An exact copy of the data below is required; return it in full.

Supplied records section start

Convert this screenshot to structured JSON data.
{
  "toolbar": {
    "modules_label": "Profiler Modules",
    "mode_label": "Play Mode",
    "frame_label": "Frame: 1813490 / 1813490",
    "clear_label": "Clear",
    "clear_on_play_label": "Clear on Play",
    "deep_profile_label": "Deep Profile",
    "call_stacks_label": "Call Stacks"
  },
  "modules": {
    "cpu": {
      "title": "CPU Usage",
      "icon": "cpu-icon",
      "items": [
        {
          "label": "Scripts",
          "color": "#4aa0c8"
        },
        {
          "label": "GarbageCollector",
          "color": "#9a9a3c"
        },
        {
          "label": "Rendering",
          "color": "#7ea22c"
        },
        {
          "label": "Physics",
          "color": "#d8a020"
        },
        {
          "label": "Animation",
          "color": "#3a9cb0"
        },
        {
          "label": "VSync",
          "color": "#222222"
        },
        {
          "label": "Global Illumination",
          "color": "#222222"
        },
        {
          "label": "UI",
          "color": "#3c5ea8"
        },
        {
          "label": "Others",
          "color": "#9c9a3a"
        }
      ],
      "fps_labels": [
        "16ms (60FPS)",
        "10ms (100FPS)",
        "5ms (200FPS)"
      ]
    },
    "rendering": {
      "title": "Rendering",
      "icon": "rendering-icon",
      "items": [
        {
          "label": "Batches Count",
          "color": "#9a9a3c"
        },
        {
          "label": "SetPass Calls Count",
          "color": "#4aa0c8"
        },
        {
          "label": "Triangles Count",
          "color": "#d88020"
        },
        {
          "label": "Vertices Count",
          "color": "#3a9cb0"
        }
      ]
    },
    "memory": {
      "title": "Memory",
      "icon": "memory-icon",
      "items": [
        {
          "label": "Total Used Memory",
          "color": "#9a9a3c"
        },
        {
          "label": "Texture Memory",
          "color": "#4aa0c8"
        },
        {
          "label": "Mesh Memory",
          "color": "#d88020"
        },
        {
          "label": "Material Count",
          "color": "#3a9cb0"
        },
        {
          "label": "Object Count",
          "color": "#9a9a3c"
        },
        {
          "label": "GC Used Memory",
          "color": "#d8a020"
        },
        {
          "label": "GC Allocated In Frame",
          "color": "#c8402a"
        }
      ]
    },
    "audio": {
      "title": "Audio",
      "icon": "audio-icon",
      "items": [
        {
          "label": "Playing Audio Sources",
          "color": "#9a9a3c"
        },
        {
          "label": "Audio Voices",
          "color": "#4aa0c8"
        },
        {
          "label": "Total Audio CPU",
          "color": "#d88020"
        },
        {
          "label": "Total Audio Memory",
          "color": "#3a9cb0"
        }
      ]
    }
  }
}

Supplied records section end

Result
Convert this screenshot to structured JSON data.
{
  "toolbar": {
    "modules_label": "Profiler Modules",
    "mode_label": "Play Mode",
    "frame_label": "Frame: 1813490 / 1813490",
    "clear_label": "Clear",
    "clear_on_play_label": "Clear on Play",
    "deep_profile_label": "Deep Profile",
    "call_stacks_label": "Call Stacks"
  },
  "modules": {
    "cpu": {
      "title": "CPU Usage",
      "icon": "cpu-icon",
      "items": [
        {
          "label": "Scripts",
          "color": "#4aa0c8"
        },
        {
          "label": "GarbageCollector",
          "color": "#9a9a3c"
        },
        {
          "label": "Rendering",
          "color": "#7ea22c"
        },
        {
          "label": "Physics",
          "color": "#d8a020"
        },
        {
          "label": "Animation",
          "color": "#3a9cb0"
        },
        {
          "label": "VSync",
          "color": "#222222"
        },
        {
          "label": "Global Illumination",
          "color": "#222222"
        },
        {
          "label": "UI",
          "color": "#3c5ea8"
        },
        {
          "label": "Others",
          "color": "#9c9a3a"
        }
      ],
      "fps_labels": [
        "16ms (60FPS)",
        "10ms (100FPS)",
        "5ms (200FPS)"
      ]
    },
    "rendering": {
      "title": "Rendering",
      "icon": "rendering-icon",
      "items": [
        {
          "label": "Batches Count",
          "color": "#9a9a3c"
        },
        {
          "label": "SetPass Calls Count",
          "color": "#4aa0c8"
        },
        {
          "label": "Triangles Count",
          "color": "#d88020"
        },
        {
          "label": "Vertices Count",
          "color": "#3a9cb0"
        }
      ]
    },
    "memory": {
      "title": "Memory",
      "icon": "memory-icon",
      "items": [
        {
          "label": "Total Used Memory",
          "color": "#9a9a3c"
        },
        {
          "label": "Texture Memory",
          "color": "#4aa0c8"
        },
        {
          "label": "Mesh Memory",
          "color": "#d88020"
        },
        {
          "label": "Material Count",
          "color": "#3a9cb0"
        },
        {
          "label": "Object Count",
          "color": "#9a9a3c"
        },
        {
          "label": "GC Used Memory",
          "color": "#d8a020"
        },
        {
          "label": "GC Allocated In Frame",
          "color": "#c8402a"
        }
      ]
    },
    "audio": {
      "title": "Audio",
      "icon": "audio-icon",
      "items": [
        {
          "label": "Playing Audio Sources",
          "color": "#9a9a3c"
        },
        {
          "label": "Audio Voices",
          "color": "#4aa0c8"
        },
        {
          "label": "Total Audio CPU",
          "color": "#d88020"
        },
        {
          "label": "Total Audio Memory",
          "color": "#3a9cb0"
        }
      ]
    }
  }
}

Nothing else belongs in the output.